It’s hard for me to imagine, but I’ve been practicing yoga for 16 years.
I started in 2004 as a college sophomore getting my PE credits for gen ed. I was hooked. More or less consistently for the last 16 years, I have been taking classes in a studio or in a university gym.
So when stay-at-home orders in March meant that my yoga studio was closed, I was bereft. As anxiety about teaching online and about the safety of my husband who’s a health care professional and my immune-compromised father and other apocalypse scenarios reached a fever pitch, the one thing I always counted on in times of stress was gone. I tried to practice yoga alone, but I mostly gave up after a few sun salutations when I couldn’t get my mind to slow down.
When my teachers from the studio started broadcasting live stream classes, it was like someone had thrown me a life preserver. I had a thing in my days to look forward to, to plan around, to do. I was glad to see my friends, even if they couldn’t see me.
Yoga has taught me so much. The art of breathing and relaxation. How to prevent and relieve pain. How to stretch the boundaries of my body and how to take up space. A grace and joy in movement I didn’t know I had. I have guarded the privilege of yoga jealously in this time of isolation and anxiety.
In the week before classes started at the end of August, I decided on a whim to go back to the recordings of those early livestream classes. It had been long enough; I wouldn’t remember the flows. It would feel like a new class even though I had done it before.
What I noticed on this second viewing was how vulnerable my yoga teachers were. They were doing something brand new with this computer thing. How was it going to work? What was it going to be like to teach to a computer instead of a room full of bodies?
They struggled to teach without music at first and then with wireless earbuds and a recommended playlist for us at home. They struggled to place their mats where they wouldn’t bump their heads in Warrior 3. They struggled with pets and beeping washing machines and other people who lived in their homes. I was watching them learn while they taught.
More than that, they were just as scared and anxious as I remembered being in April. For some reason, this was clearest with my favorite teacher, Kayla. She’s my favorite because she’s creative and challenging and there is always a point in class where I cannot meet her expectation, and I still feel completely safe to try and fail or flail. I could see on her face and hear in her voice a mirror of my exact feelings. And she named them for me. I feel tired. I feel stuck inside. I feel anxious. I need to feel grounded. I miss you.

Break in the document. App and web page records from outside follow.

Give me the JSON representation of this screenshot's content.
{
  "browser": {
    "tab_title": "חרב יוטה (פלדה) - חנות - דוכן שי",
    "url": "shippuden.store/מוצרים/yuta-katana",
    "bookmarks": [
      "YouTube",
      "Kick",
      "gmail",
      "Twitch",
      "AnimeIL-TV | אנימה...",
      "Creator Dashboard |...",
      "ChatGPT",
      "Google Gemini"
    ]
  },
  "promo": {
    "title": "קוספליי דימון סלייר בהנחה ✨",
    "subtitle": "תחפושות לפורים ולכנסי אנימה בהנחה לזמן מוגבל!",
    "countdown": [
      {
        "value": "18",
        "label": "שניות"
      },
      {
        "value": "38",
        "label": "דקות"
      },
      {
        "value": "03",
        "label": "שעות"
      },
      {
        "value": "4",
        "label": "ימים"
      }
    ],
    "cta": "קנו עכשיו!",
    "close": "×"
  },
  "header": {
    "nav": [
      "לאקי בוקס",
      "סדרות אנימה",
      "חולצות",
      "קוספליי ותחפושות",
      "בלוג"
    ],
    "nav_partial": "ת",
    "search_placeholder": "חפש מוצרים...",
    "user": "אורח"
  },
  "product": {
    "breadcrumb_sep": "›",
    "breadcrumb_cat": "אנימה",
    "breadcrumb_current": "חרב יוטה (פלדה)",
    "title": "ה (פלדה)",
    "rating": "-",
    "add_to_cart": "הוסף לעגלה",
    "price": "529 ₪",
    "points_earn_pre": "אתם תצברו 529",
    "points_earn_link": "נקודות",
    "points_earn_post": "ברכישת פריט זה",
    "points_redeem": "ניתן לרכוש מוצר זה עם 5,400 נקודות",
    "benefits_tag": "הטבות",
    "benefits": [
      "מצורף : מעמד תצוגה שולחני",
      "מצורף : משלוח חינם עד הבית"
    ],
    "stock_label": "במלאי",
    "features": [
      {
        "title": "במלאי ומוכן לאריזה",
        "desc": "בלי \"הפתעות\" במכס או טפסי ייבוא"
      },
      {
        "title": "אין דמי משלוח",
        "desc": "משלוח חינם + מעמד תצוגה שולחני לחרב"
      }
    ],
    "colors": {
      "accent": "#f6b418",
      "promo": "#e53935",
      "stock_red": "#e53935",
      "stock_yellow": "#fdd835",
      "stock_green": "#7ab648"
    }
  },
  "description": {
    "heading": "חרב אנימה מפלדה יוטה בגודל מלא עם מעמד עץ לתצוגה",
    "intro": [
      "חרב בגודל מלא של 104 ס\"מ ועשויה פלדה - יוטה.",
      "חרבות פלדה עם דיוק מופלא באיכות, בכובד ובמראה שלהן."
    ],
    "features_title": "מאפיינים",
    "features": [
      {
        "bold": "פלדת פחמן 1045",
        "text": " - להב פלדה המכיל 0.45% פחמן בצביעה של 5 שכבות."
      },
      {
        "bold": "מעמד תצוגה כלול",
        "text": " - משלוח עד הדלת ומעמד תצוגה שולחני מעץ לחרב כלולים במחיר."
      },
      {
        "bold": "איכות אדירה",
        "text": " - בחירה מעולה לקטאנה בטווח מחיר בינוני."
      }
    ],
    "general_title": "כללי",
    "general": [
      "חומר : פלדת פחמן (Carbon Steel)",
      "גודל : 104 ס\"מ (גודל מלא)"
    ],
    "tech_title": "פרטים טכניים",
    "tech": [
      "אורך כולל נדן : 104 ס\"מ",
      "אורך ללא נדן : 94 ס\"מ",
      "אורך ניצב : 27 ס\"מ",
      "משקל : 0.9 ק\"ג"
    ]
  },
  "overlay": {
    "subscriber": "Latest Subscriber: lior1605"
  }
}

I watched as her livestream yoga space transformed. Candles appeared under the window sills. A picture went up on the blank wall between the windows. Potted plants appeared in the corners. An essential oil diffuser puffed on a low stool. I hadn’t noticed the additions week to week, but as I worked through the classes in order over a few days, I could see her confidence and comfort growing like a time-lapse video of a sprouting seed.
It was such a comfort to me to watch these videos from another time and to remember myself as a student. I laughed at her dog who interrupted with toys for playtime. When she was vulnerable with me, I felt seen and I felt empathy. When she messed up or had to go get her water bottle mid class or check her notes, I remembered sending her love. I never felt frustrated or mad at her for being imperfect. I felt grateful that I could still be her student. I even liked when she pulled up the waistband of her yoga pants and said out loud, like an instruction, “adjust your yoga pants.”
As I prepared to go back to teaching essentially livestream classes just like Kayla’s, watching her old classes was a little like seeing into my own future. I was going to have the same challenges and hiccups and awkwardnesses; I was going to feel lonely and stuck and scared. And I was going to figure it out, just like she did.
More than that, I was going to be loved while I did it. My mistakes and missteps were, I hoped, going to be met with grace and forgiveness and humor, the way that her missteps looked to me.
I think yoga has been a constant in my life because it is the place where I am a student with a teacher. I joke that I enter the world as a student. I became a professor because I loved college so much I never wanted to leave. I do love being a learner and a student. But I think being a student helps me to deal rationally with the anxious part of my brain that has no tolerance for human imperfections. My experience as a student reminds me that teachers are humans, and what I love about them most is their humanity. My own humanity is far more likely to be met with love and grace than I imagine. This was a second life preserver tossed by livestream yoga, and I’ve been clinging to it through these first bumpy weeks of virtual teaching in the time of Covid.